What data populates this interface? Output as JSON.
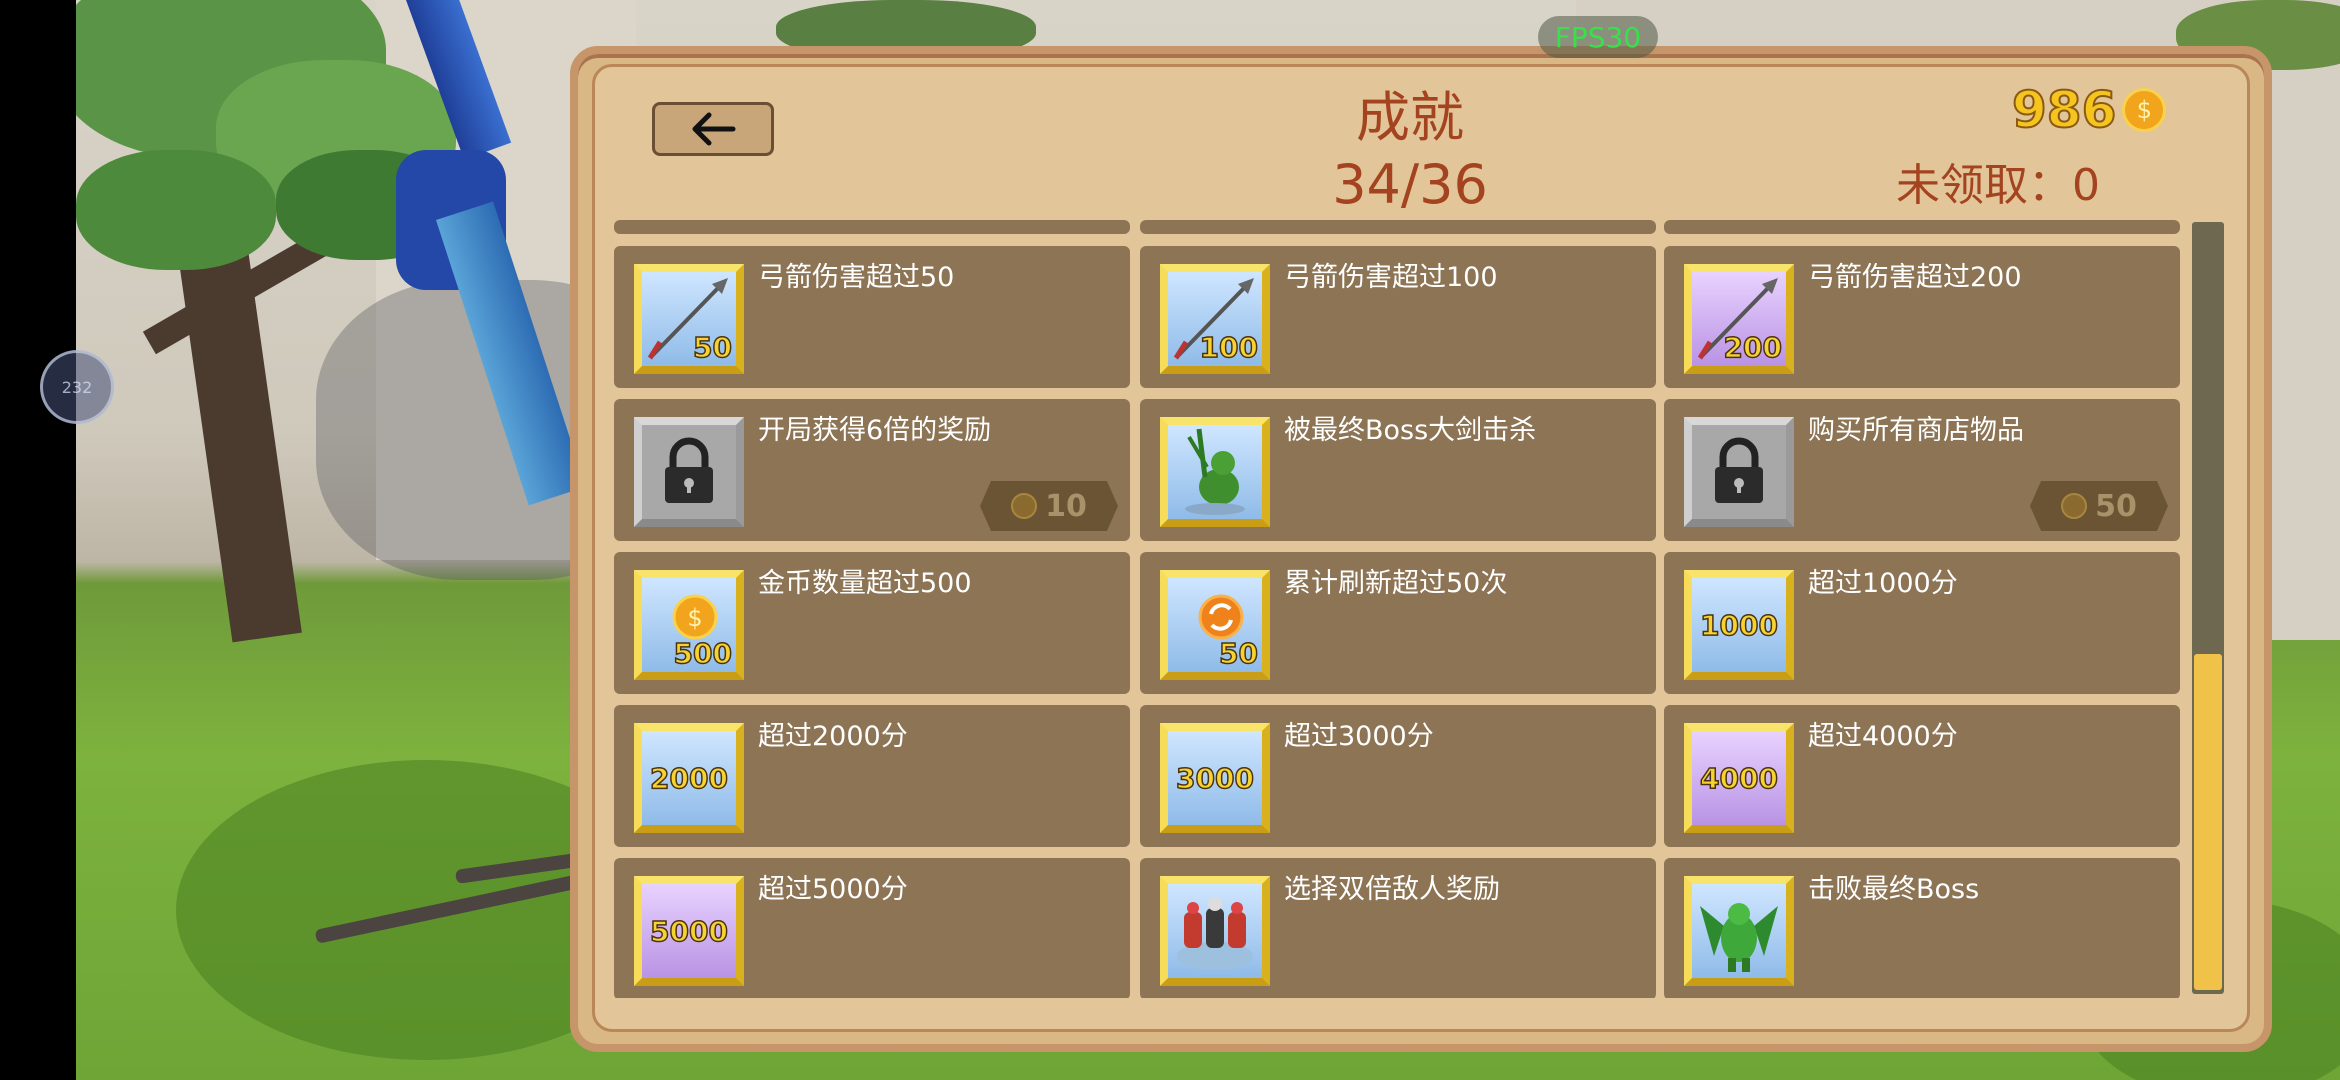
{
  "hud": {
    "fps": "FPS30",
    "joystick_label": "232"
  },
  "header": {
    "title": "成就",
    "progress": "34/36",
    "coins": "986",
    "coin_symbol": "$",
    "unclaimed": "未领取：0"
  },
  "achievements": [
    {
      "label": "弓箭伤害超过50",
      "icon": "arrow-icon",
      "badge": "50",
      "state": "done"
    },
    {
      "label": "弓箭伤害超过100",
      "icon": "arrow-icon",
      "badge": "100",
      "state": "done"
    },
    {
      "label": "弓箭伤害超过200",
      "icon": "arrow-icon",
      "badge": "200",
      "state": "done"
    },
    {
      "label": "开局获得6倍的奖励",
      "icon": "lock-icon",
      "reward": "10",
      "state": "locked"
    },
    {
      "label": "被最终Boss大剑击杀",
      "icon": "monster-icon",
      "state": "done"
    },
    {
      "label": "购买所有商店物品",
      "icon": "lock-icon",
      "reward": "50",
      "state": "locked"
    },
    {
      "label": "金币数量超过500",
      "icon": "coin-icon",
      "badge": "500",
      "state": "done"
    },
    {
      "label": "累计刷新超过50次",
      "icon": "refresh-icon",
      "badge": "50",
      "state": "done"
    },
    {
      "label": "超过1000分",
      "icon": "score-icon",
      "badge": "1000",
      "state": "done"
    },
    {
      "label": "超过2000分",
      "icon": "score-icon",
      "badge": "2000",
      "state": "done"
    },
    {
      "label": "超过3000分",
      "icon": "score-icon",
      "badge": "3000",
      "state": "done"
    },
    {
      "label": "超过4000分",
      "icon": "score-icon",
      "badge": "4000",
      "state": "done"
    },
    {
      "label": "超过5000分",
      "icon": "score-icon",
      "badge": "5000",
      "state": "done"
    },
    {
      "label": "选择双倍敌人奖励",
      "icon": "enemies-icon",
      "state": "done"
    },
    {
      "label": "击败最终Boss",
      "icon": "dragon-icon",
      "state": "done"
    }
  ],
  "scroll": {
    "position": 0.56
  },
  "colors": {
    "title": "#a3431f",
    "coin": "#f6c51d",
    "card": "#8c7455",
    "icon_frame": "#f0cf3a"
  }
}
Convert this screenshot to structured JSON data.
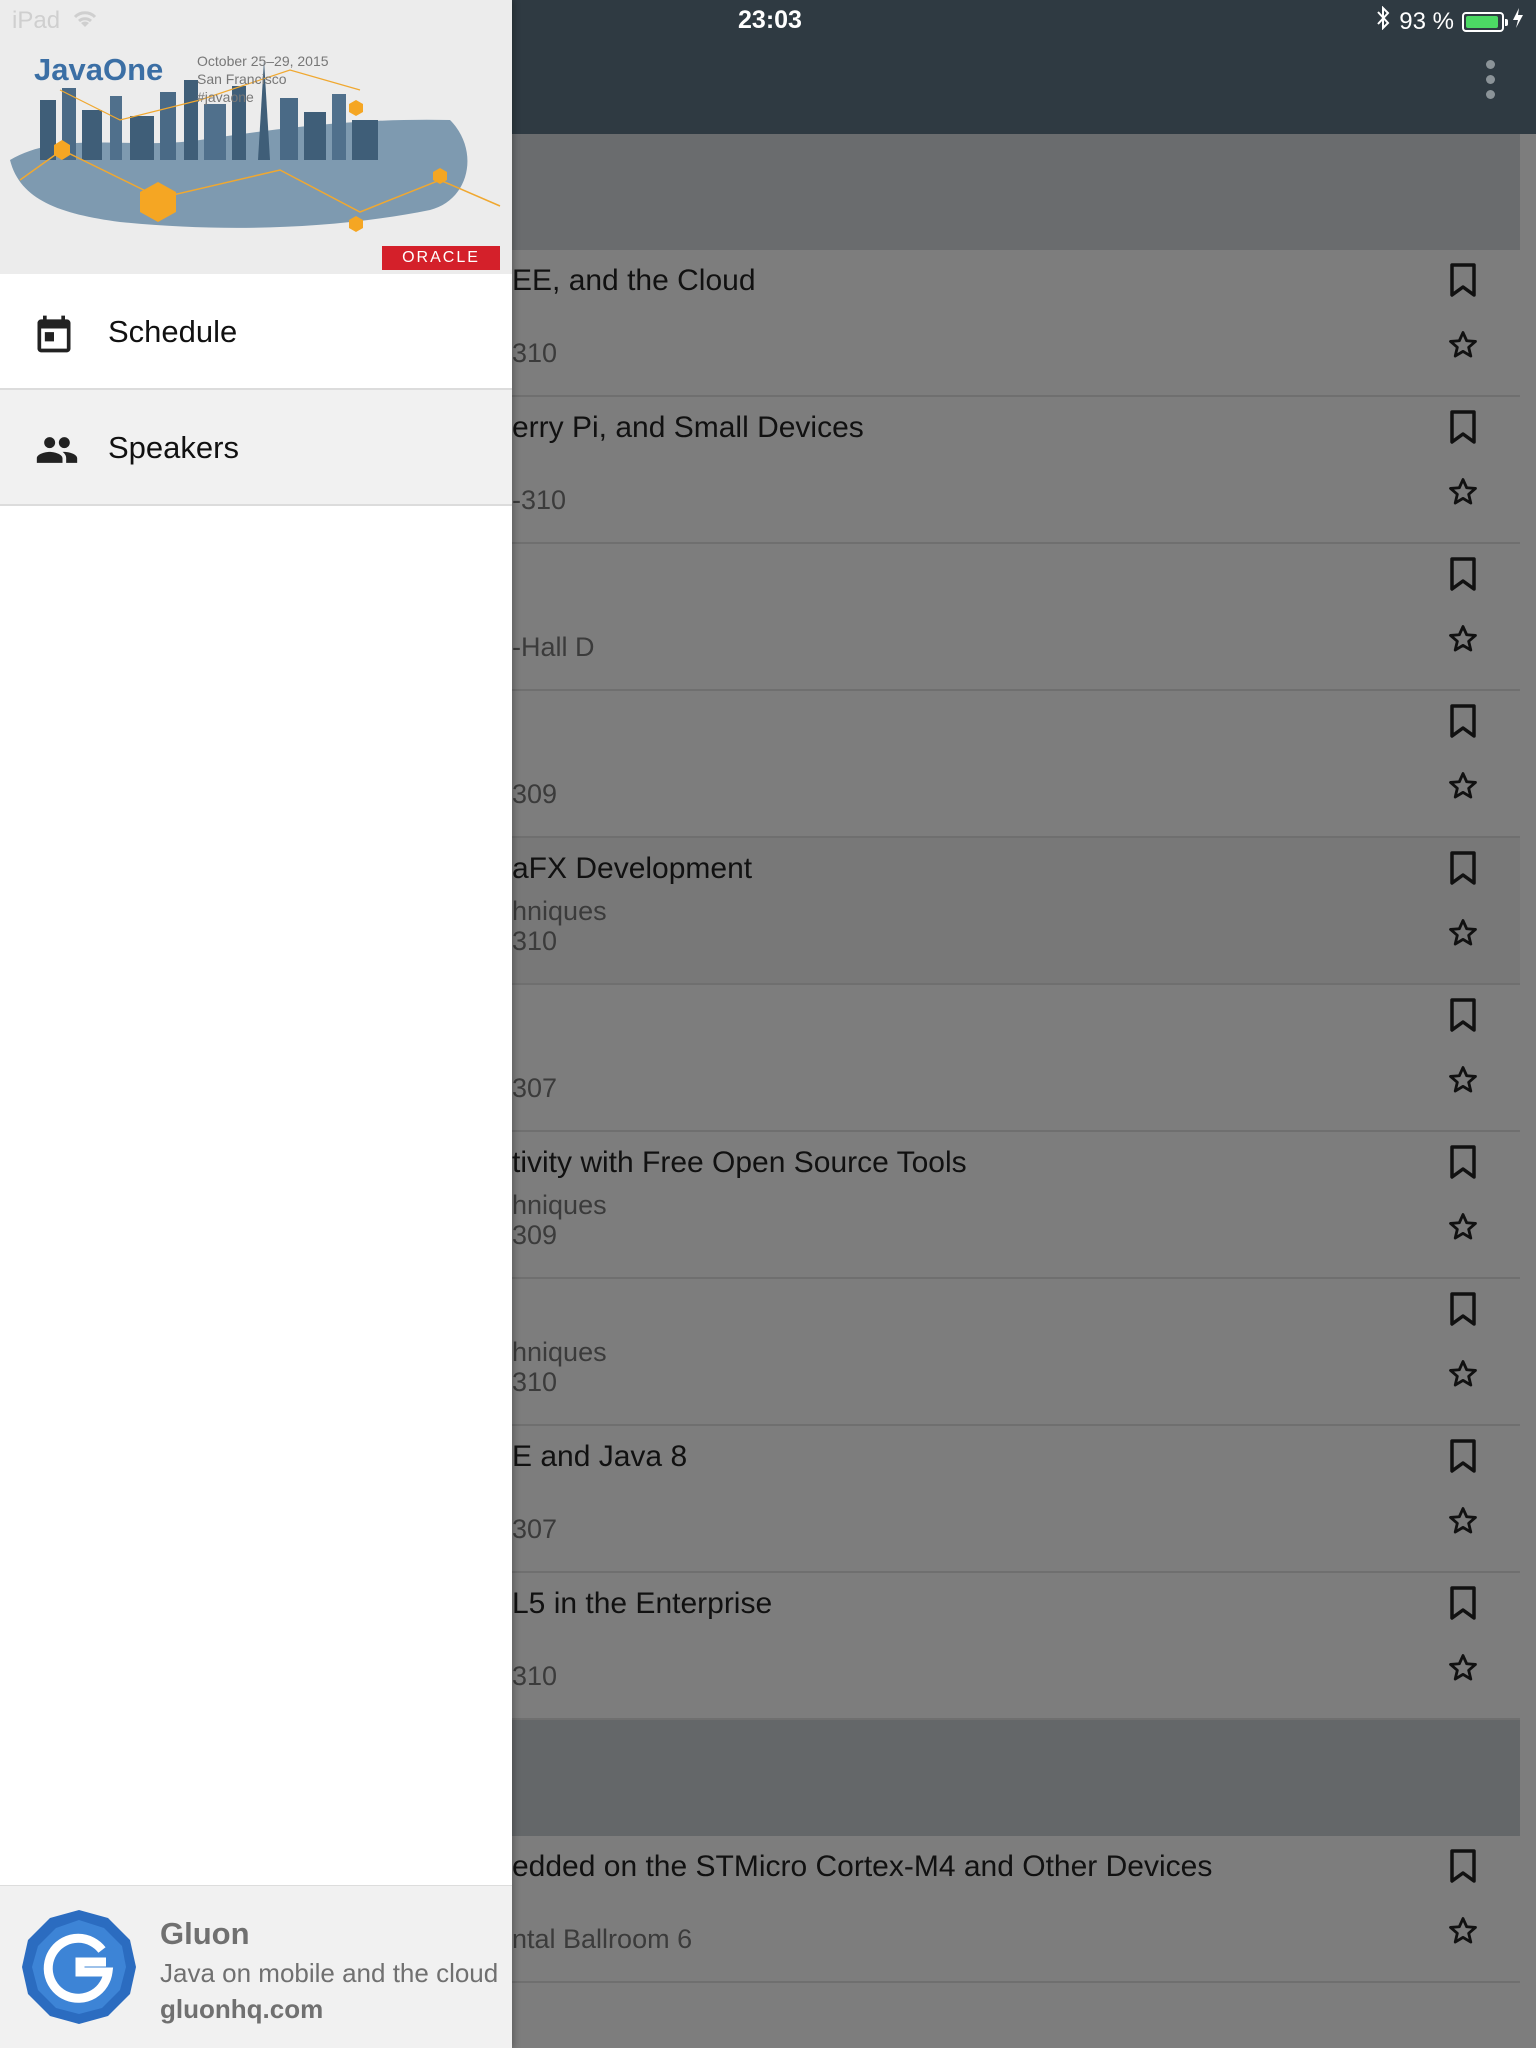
{
  "status_bar": {
    "device": "iPad",
    "time": "23:03",
    "battery_text": "93 %",
    "battery_level": 0.93
  },
  "drawer": {
    "banner": {
      "logo_text": "JavaOne",
      "date_lines": [
        "October 25–29, 2015",
        "San Francisco",
        "#javaone"
      ],
      "sponsor": "ORACLE"
    },
    "nav_items": [
      {
        "label": "Schedule",
        "icon": "calendar-icon"
      },
      {
        "label": "Speakers",
        "icon": "people-icon"
      }
    ],
    "footer": {
      "name": "Gluon",
      "tagline": "Java on mobile and the cloud",
      "url": "gluonhq.com"
    }
  },
  "list": {
    "rows": [
      {
        "title": "EE, and the Cloud",
        "subtitle": "",
        "room": "310"
      },
      {
        "title": "erry Pi, and Small Devices",
        "subtitle": "",
        "room": "-310"
      },
      {
        "title": "",
        "subtitle": "",
        "room": "-Hall D"
      },
      {
        "title": "",
        "subtitle": "",
        "room": "309"
      },
      {
        "title": "aFX Development",
        "subtitle": "hniques",
        "room": "310"
      },
      {
        "title": "",
        "subtitle": "",
        "room": "307"
      },
      {
        "title": "tivity with Free Open Source Tools",
        "subtitle": "hniques",
        "room": "309"
      },
      {
        "title": "",
        "subtitle": "hniques",
        "room": "310"
      },
      {
        "title": "E and Java 8",
        "subtitle": "",
        "room": "307"
      },
      {
        "title": "L5 in the Enterprise",
        "subtitle": "",
        "room": "310"
      }
    ],
    "rows_after": [
      {
        "title": "edded on the STMicro Cortex-M4 and Other Devices",
        "subtitle": "",
        "room": "ntal Ballroom 6"
      }
    ]
  }
}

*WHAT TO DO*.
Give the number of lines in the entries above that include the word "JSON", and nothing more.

*OUTPUT*.
2